ISLAMABAD: World Bank South Asia Region Lead Economist Muthukumara Mani Thursday in his research based on climate scenarios and projected changes in temperature and precipitation in South Asia said women-headed households are more resilient in aggressive climate change impacts.
He expressed these views at an interactive session organized by Leadership for Environment and Development (LEAD) Pakistan on the study by Muthukumara Mani on South Asia’s Hotspots: The Impacts of Temperature and Precipitation Changes on Living Standards.
He said it was observed in the research that women leading the household in the absence of men working somewhere in the far would develop enough potential to resist to serious repercussions of climate change.
Mani said the research had revealed that adverse climate change impacts were going to have explicit effects over living standards of the vulnerable communities living in the hotspots.
“The hotspots are areas where living standards will be most impacted by average changes in temperature and precipitation. The hotspots having less than four percent living standards losses have been rated as mild, from four to eight percent moderate and above eight percent as severe hotspots,” he explained.

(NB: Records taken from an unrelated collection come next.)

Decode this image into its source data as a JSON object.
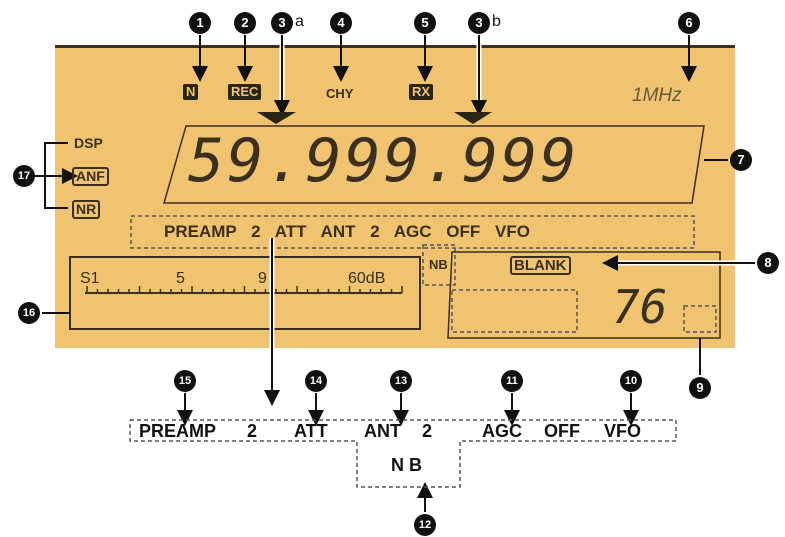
{
  "display": {
    "n_icon": "N",
    "rec_icon": "REC",
    "chy_text": "CHY",
    "rx_icon": "RX",
    "mhz_text": "1MHz",
    "dsp_label": "DSP",
    "anf_label": "ANF",
    "nr_label": "NR",
    "frequency": "59.999.999",
    "status_row": "PREAMP 2 ATT ANT 2 AGC OFF VFO",
    "nb_label": "NB",
    "blank_label": "BLANK",
    "channel_number": "76",
    "meter_scale": [
      "S1",
      "5",
      "9",
      "60dB"
    ]
  },
  "callouts": {
    "c1": "1",
    "c2": "2",
    "c3": "3",
    "c3a_suffix": "a",
    "c3b": "3",
    "c3b_suffix": "b",
    "c4": "4",
    "c5": "5",
    "c6": "6",
    "c7": "7",
    "c8": "8",
    "c9": "9",
    "c10": "10",
    "c11": "11",
    "c12": "12",
    "c13": "13",
    "c14": "14",
    "c15": "15",
    "c16": "16",
    "c17": "17"
  },
  "bottom_labels": {
    "preamp": "PREAMP",
    "preamp_num": "2",
    "att": "ATT",
    "ant": "ANT",
    "ant_num": "2",
    "agc": "AGC",
    "off": "OFF",
    "vfo": "VFO",
    "nb": "N B"
  },
  "colors": {
    "lcd_bg": "#efc36f",
    "lcd_text": "#3b2f1f",
    "callout": "#111111"
  }
}
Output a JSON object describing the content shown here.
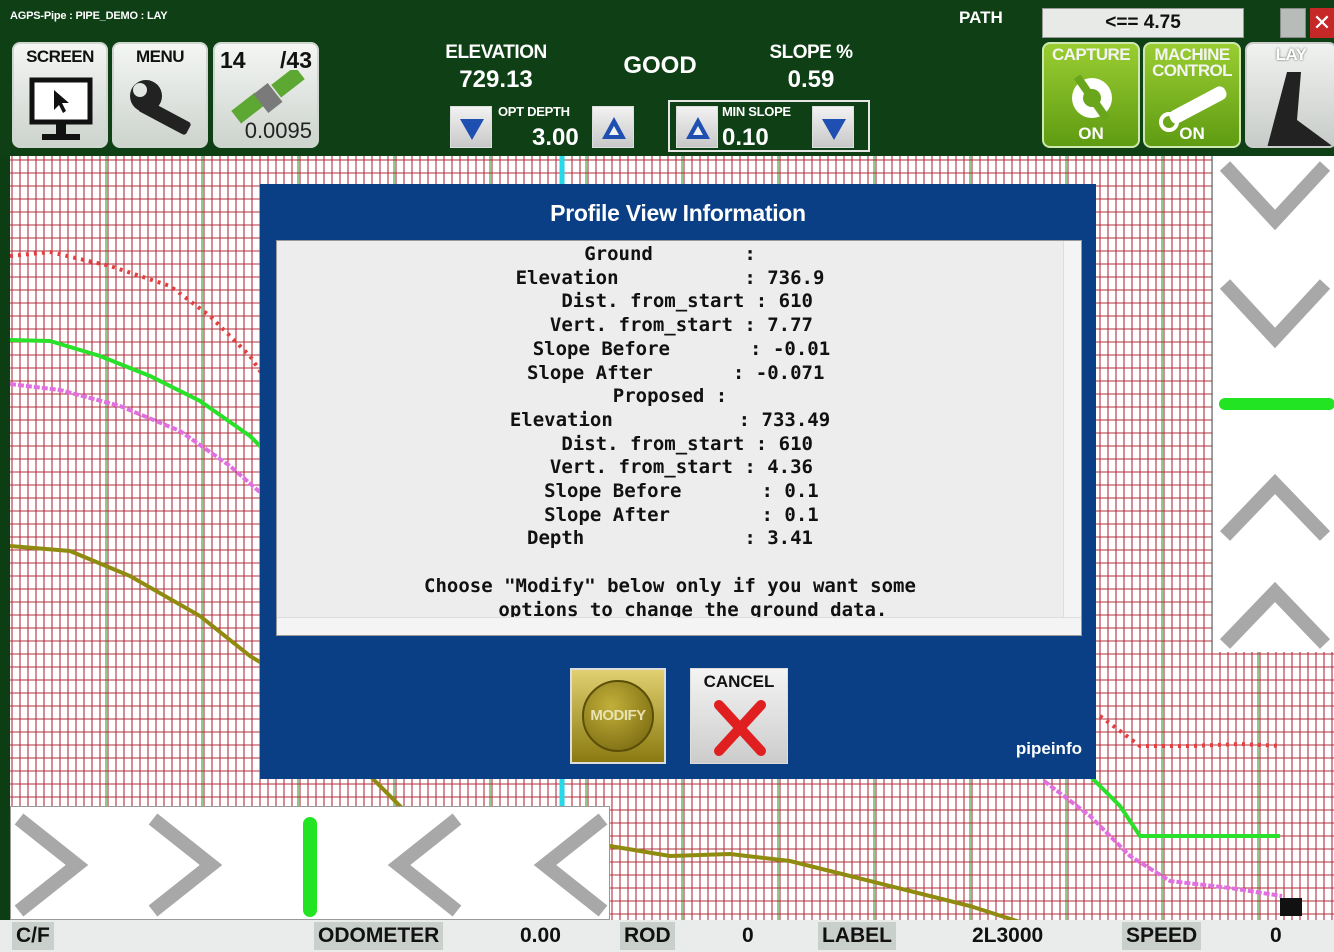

Almost 800 million people in the South Asian region were living in the areas to become climate change hotspots in the near future, he said.
“At least 10 districts of Pakistan mostly six from Punjab and rest four Sindh are found to become climate change hotspots. Sindh will be most impacted followed by Punjab. The top seven districts in India to become hotspots are from Mahrashtra whereas severe hotspots have been supposed to occur in areas where farmers’ suicide ratio has been high,” the World Bank, Lead Economist said.
The report, he said, had found some similarities in vulnerable areas and households in six South Asian countries. “These hotspot districts have less road density, poor access to market and water starved population,” he added.
He said every country in the region was taking policy steps to mitigate climate change risks and avoid serious impacts on their regions. The governments could perform well in development, awareness, educating the communities, establishing and enhancing the existing early warning systems to become climate resilient, he added.
He noted that his study focused on hotspots to appear in the future facing direct impacts of climate change other than reports explaining extreme disaster and climate change events occurrence in the future.